(Beginning of DATA LISTING)
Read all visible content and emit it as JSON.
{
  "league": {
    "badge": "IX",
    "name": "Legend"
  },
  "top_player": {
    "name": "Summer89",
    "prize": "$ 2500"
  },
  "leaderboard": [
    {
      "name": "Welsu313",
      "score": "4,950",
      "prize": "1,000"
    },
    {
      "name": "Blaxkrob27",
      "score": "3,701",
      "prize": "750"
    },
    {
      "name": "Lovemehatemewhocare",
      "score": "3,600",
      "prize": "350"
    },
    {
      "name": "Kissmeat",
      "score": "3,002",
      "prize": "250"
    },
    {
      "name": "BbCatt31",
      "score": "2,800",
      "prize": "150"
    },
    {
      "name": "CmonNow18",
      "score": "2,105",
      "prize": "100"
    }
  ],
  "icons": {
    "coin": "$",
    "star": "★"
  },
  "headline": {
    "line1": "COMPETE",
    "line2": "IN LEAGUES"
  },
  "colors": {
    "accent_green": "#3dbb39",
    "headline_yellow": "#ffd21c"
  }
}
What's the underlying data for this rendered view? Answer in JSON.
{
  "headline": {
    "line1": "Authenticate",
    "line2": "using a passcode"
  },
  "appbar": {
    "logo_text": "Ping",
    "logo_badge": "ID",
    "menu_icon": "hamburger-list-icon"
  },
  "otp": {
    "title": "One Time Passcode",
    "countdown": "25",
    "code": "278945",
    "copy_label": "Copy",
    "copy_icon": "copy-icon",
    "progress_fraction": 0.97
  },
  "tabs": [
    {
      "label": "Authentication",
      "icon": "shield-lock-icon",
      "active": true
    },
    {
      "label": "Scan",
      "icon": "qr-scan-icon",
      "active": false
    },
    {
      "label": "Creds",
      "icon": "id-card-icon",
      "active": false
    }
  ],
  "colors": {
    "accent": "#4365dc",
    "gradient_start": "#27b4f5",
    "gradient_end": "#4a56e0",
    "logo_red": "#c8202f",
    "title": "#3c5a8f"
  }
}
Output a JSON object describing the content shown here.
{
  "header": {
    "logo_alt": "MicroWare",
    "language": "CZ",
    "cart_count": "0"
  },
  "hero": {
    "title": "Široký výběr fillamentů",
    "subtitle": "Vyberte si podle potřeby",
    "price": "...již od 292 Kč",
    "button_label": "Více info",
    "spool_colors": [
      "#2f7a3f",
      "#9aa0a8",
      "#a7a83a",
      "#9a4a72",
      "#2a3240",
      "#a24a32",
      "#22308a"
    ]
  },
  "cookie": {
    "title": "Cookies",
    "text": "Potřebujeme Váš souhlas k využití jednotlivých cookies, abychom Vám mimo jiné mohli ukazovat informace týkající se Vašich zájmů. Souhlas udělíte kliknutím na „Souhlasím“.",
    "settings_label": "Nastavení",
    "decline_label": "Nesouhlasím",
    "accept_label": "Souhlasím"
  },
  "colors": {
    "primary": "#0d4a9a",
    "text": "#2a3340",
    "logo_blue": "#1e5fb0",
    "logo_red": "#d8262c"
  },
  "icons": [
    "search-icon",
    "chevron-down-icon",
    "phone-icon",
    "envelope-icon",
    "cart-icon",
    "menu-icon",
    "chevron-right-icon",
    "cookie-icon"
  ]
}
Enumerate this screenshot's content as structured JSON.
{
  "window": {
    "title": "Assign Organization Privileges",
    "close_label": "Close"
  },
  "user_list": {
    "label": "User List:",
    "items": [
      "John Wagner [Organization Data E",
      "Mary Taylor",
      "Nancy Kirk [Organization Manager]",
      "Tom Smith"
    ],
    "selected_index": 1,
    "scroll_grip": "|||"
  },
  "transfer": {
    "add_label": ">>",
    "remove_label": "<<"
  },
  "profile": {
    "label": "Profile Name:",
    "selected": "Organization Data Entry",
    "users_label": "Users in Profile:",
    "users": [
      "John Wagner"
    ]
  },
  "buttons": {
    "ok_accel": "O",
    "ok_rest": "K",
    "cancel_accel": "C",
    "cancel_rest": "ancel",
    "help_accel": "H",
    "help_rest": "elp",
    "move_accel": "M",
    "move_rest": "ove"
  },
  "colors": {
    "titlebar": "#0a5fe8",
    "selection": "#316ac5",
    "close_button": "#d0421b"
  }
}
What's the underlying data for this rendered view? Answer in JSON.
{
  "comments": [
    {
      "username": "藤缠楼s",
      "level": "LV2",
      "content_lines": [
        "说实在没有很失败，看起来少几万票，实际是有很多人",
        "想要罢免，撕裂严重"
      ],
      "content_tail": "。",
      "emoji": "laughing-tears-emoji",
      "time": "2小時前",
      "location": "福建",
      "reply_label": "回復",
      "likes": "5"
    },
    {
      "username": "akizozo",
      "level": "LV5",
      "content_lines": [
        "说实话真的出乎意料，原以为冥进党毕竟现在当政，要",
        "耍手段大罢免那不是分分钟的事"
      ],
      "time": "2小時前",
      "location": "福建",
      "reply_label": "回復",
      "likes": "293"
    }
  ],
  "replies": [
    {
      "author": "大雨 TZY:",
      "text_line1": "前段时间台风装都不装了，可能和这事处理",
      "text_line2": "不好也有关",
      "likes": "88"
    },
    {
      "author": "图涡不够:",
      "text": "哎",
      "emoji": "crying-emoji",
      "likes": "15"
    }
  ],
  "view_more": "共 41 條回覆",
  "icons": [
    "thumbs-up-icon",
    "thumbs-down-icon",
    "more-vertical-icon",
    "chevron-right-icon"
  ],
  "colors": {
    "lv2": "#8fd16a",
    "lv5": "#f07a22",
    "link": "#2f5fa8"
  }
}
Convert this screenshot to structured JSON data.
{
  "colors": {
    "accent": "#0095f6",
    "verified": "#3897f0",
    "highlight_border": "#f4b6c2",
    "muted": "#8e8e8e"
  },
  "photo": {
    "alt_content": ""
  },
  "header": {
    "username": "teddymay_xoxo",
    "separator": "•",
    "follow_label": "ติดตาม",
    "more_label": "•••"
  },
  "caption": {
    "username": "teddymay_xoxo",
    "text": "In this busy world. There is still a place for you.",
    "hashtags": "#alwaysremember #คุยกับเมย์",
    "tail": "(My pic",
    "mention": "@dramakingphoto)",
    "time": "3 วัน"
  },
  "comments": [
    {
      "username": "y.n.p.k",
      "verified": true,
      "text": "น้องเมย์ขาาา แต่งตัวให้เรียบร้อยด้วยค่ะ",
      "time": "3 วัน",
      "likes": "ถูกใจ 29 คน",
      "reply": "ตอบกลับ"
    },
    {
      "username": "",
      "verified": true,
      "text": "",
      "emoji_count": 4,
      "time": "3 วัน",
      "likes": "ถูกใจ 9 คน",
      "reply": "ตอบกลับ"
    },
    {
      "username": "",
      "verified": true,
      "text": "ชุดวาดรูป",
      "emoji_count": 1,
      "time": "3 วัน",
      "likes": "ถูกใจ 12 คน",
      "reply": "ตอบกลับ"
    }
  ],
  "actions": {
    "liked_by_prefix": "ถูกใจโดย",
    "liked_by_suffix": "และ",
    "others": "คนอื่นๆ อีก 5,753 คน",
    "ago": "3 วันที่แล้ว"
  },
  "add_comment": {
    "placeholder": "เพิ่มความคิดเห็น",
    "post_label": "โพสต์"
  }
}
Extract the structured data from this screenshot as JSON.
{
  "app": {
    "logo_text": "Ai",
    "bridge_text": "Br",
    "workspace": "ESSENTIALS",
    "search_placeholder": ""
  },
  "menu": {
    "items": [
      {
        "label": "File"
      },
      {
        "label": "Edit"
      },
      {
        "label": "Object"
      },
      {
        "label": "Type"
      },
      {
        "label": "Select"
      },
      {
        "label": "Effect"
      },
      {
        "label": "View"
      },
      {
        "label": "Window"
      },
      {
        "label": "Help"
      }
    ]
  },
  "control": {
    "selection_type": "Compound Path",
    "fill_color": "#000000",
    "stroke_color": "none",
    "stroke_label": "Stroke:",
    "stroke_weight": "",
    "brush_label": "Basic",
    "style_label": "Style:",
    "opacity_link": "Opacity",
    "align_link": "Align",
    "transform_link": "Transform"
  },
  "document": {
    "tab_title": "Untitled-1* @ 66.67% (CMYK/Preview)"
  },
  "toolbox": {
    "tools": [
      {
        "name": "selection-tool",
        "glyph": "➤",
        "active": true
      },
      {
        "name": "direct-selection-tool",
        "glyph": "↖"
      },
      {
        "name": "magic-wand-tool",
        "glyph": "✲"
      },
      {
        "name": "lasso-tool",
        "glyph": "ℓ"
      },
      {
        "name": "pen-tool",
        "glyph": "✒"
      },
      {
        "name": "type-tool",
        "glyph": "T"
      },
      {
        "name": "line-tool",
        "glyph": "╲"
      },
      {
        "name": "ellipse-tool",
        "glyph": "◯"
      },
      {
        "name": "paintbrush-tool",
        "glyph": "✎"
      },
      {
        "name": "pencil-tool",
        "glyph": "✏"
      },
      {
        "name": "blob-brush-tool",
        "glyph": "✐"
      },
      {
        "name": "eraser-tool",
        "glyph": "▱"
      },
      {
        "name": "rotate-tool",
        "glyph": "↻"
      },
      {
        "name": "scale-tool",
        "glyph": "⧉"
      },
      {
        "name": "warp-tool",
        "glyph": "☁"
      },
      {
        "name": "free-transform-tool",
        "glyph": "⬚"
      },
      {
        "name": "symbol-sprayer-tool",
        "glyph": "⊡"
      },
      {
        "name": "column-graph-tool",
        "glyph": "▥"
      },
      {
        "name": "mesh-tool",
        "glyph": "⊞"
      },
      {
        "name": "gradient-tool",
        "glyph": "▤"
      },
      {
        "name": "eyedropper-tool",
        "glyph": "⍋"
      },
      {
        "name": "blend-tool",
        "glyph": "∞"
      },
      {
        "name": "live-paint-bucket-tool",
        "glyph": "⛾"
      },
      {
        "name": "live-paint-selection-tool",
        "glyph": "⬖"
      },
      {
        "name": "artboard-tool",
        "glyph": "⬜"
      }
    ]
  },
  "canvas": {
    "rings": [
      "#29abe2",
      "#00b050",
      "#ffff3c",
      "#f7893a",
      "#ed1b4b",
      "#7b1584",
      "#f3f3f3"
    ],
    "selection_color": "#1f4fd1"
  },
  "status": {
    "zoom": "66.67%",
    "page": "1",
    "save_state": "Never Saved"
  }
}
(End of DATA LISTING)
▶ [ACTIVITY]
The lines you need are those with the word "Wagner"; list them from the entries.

▶ [TASK RESPONSE]
      "John Wagner [Organization Data E",
      "John Wagner"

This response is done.